Discover the extensive guide to the properties of 3D printing FFF filaments
This white paper dives deep into physico-mechanical printing properties and impact, heat and water resistances, by evaluating the performance of every material in the BCN3D portfolio.
The process of a 3D print begins long before we press the start button. When applications range from anything from food packaging to industrial machinery, it is important to pick our materials according to their physico-mechanical properties, and whether or not impact resistance, heat resistance or chemical resistance are required.
The physico-mechanical properties you need to know
Materials can be categorized from their stress vs. strain curve. A rigid and brittle material, such as PLA, will strongly resist deformation (red curve). A technical material, such as ABS, is tough i.e. less prone to abrupt fracture (green curve). A semi-flexible material, such as PA, shows an initial degree of rigidity at low strains and is capable of enduring a considerable deformation before failing (blue curve). Elastomeric materials, such as TPU 98A, are characterized by a low Young’s modulus, making them soft and pliable, but also resistant to great deformations and impacts (purple curve).
Regarding ultimate tensile strength, all materials except PP are higher than 25 MPa, which makes them suitable for structural parts. The strongest materials in our portfolio are PLA and PAHT CF15.
The following elongation at break graph highlights the outstanding elastomeric behaviour of TPU 98A. PA and PP behave as semi-flexible materials, and PET-G is notable for its good elongation of 23%, which gives it an overall better mechanical profile in comparison with PLA. Composite filaments PAHT CF15 and PP GF30 are characterized by a low elongation at break, due to the stiffness contributed by the added fibers.
For stiffness, the composite filaments perform the best: PAHT CF15, with a modulus of 5.1 GPa, and PP GF30 with 2.6 GPa. Carbon and glass fiber ensure a high dimensional stability, preventing the polymeric chains from sliding over each other and thus reducing the plasticity of the blend.
This graph shows the impact energy of BCN3D Filaments, expressed in KJ/m2. What immediately stands out is the great impact energy of PA, which is due to its flexibility and semi-crystalline nature. However, PA is not rigid, and for applications where a combination of stiffness and toughness is required, ABS is the ideal candidate.
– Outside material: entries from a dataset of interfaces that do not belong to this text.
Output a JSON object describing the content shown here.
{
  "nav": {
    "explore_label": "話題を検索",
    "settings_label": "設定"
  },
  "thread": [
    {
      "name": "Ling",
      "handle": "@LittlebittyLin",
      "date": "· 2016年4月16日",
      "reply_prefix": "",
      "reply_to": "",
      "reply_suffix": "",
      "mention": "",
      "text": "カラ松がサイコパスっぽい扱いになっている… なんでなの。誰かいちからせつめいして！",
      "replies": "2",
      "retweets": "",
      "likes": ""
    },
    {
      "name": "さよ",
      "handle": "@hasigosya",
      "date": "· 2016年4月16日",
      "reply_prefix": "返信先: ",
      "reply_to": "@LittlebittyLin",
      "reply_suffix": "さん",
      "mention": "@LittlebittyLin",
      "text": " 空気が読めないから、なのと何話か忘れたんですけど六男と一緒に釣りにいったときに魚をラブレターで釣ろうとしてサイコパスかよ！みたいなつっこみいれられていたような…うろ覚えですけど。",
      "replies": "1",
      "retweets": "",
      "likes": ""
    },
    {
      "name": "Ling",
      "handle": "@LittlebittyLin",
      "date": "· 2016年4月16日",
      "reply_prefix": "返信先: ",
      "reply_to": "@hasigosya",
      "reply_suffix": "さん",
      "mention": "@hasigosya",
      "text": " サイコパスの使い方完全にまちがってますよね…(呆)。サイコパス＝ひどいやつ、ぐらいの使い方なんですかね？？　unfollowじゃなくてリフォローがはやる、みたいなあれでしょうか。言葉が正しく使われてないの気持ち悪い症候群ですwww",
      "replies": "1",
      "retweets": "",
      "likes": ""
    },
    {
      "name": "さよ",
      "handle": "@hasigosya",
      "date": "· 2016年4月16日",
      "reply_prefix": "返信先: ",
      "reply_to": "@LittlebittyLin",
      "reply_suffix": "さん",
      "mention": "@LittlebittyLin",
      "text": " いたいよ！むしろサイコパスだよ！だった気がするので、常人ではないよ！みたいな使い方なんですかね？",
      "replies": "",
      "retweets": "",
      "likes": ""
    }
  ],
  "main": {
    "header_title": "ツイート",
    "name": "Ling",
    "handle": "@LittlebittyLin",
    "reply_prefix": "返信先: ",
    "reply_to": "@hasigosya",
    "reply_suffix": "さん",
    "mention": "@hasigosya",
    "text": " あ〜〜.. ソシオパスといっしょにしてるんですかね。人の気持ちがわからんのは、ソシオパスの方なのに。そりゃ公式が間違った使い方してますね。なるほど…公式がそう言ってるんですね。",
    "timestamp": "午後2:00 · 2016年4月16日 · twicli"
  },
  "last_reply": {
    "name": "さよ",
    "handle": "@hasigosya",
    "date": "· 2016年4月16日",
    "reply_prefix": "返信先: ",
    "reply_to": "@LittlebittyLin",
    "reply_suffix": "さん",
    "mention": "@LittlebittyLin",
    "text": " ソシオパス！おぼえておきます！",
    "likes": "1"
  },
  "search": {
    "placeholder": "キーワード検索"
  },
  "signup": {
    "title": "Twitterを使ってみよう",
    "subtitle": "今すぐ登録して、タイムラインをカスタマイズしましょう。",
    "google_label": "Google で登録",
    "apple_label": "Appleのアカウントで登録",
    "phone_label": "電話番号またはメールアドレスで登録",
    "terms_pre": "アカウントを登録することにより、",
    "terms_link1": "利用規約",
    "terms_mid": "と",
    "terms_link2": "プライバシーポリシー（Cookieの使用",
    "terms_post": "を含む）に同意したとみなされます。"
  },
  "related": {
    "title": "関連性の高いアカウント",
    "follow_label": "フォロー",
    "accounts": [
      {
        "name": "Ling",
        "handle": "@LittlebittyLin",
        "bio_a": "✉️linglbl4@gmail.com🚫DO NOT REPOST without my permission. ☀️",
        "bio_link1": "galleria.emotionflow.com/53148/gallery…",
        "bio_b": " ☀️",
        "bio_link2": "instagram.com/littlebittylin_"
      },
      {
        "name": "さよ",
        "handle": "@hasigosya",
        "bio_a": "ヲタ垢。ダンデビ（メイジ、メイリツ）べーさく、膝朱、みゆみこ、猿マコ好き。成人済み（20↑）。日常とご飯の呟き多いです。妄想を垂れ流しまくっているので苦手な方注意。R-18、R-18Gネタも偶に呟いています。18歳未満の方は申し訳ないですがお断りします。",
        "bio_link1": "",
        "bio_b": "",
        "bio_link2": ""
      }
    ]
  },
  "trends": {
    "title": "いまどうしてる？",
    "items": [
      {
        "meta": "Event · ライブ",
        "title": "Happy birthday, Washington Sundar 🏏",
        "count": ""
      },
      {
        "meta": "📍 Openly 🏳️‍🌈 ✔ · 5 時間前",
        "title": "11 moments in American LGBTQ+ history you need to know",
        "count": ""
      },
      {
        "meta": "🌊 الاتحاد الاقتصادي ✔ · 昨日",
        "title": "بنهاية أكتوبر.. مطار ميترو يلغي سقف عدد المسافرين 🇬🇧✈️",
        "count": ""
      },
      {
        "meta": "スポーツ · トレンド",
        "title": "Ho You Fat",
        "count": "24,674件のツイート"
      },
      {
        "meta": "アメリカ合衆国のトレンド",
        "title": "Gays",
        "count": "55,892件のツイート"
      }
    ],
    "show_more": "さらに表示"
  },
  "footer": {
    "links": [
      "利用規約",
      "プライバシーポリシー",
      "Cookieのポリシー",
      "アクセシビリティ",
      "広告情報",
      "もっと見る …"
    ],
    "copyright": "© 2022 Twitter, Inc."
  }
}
Turning up the heat
Here we can see the heat deflection temperature of BCN3D’s filaments. PP GF30 and PAHT can be exposed to the most extreme temperatures of above 100ºC. ABS and PA are suitable for intermediate conditions, while our basic filaments cannot be exposed to hot environments.
Of course, corrosive chemicals and even water can do a lot of damage.
- For acid resistance, look to PP and PP GF30.
- For base resistance, PP and PP GF30 work best.
- PP, PP GF30 and PET-G are water-resistant
- And against organic solvents we recommend PP and PP GF30.
Evaluating material printing properties should always be at the top of your list in the process of producing the perfect print!